radius is a power of 5.
Fractional calculus is a generalisation of ordinary calculus where you can differentiate n times when n is not a whole number.
Can you discover whether this is a fair game?
Here is a proof of Euler's formula in the plane and on a sphere together with projects to explore cases of the formula for a polygon with holes, for the torus and other solids with holes and the. . . .
Imagine two identical cylindrical pipes meeting at right angles and think about the shape of the space which belongs to both pipes. Early Chinese mathematicians call this shape the mouhefanggai.
Some diagrammatic 'proofs' of algebraic identities and
If you take two tests and get a marks out of a maximum b in the first and c marks out of d in the second, does the mediant (a+c)/(b+d)lie between the results for the two tests separately.
We continue the discussion given in Euclid's Algorithm I, and here we shall discover when an equation of the form ax+by=c has no solutions, and when it has infinitely many solutions.
Can you convince me of each of the following: If a square number is
multiplied by a square number the product is ALWAYS a square
Peter Zimmerman, a Year 13 student at Mill Hill County High School
in Barnet, London wrote this account of modulus arithmetic.
The final of five articles which containe the proof of why the sequence introduced in article IV either reaches the fixed point 0 or the sequence enters a repeating cycle of four values.
Take a complicated fraction with the product of five quartics top
and bottom and reduce this to a whole number. This is a numerical
example involving some clever algebra.
Professor Korner has generously supported school mathematics for more than 30 years and has been a good friend to NRICH since it started.
Start with any whole number N, write N as a multiple of 10 plus a remainder R and produce a new whole number N'. Repeat. What happens?
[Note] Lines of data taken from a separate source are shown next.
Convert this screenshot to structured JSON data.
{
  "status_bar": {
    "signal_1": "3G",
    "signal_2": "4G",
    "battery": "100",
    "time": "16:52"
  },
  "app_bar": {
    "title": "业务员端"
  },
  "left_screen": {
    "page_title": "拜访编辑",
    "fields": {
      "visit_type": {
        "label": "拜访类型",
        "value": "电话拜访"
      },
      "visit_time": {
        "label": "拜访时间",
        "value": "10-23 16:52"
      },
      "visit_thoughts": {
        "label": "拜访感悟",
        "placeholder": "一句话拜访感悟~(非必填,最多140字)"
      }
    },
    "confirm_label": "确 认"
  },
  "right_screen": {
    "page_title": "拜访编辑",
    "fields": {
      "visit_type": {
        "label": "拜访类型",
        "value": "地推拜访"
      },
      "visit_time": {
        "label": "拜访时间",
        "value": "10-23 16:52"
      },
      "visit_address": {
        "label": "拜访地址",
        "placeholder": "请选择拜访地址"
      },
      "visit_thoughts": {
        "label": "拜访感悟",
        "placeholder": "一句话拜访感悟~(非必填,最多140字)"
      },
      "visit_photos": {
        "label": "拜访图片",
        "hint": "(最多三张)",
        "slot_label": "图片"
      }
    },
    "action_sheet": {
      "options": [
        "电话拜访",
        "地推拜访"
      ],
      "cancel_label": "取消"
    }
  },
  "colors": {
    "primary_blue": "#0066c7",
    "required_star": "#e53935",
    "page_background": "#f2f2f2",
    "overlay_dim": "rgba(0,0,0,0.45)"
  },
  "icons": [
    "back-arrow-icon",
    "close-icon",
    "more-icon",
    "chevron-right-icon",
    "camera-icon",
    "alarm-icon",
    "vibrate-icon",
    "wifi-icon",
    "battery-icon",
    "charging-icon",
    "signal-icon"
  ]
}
This article looks at knight's moves on a chess board and introduces you to the idea of vectors and vector addition.
The first of five articles concentrating on whole number dynamics, ideas of general dynamical systems are introduced and seen in concrete cases.
This article extends the discussions in "Whole number dynamics I". Continuing the proof that, for all starting points, the Happy Number sequence goes into a loop or homes in on a fixed point.
In this third of five articles we prove that whatever whole number we start with for the Happy Number sequence we will always end up with some set of numbers being repeated over and over again.
Solve this famous unsolved problem and win a prize. Take a positive
integer N. If even, divide by 2; if odd, multiply by 3 and add 1.
Iterate. Prove that the sequence always goes to 4,2,1,4,2,1...
Some puzzles requiring no knowledge of knot theory, just a careful
inspection of the patterns. A glimpse of the classification of
knots and a little about prime knots, crossing numbers and. . . .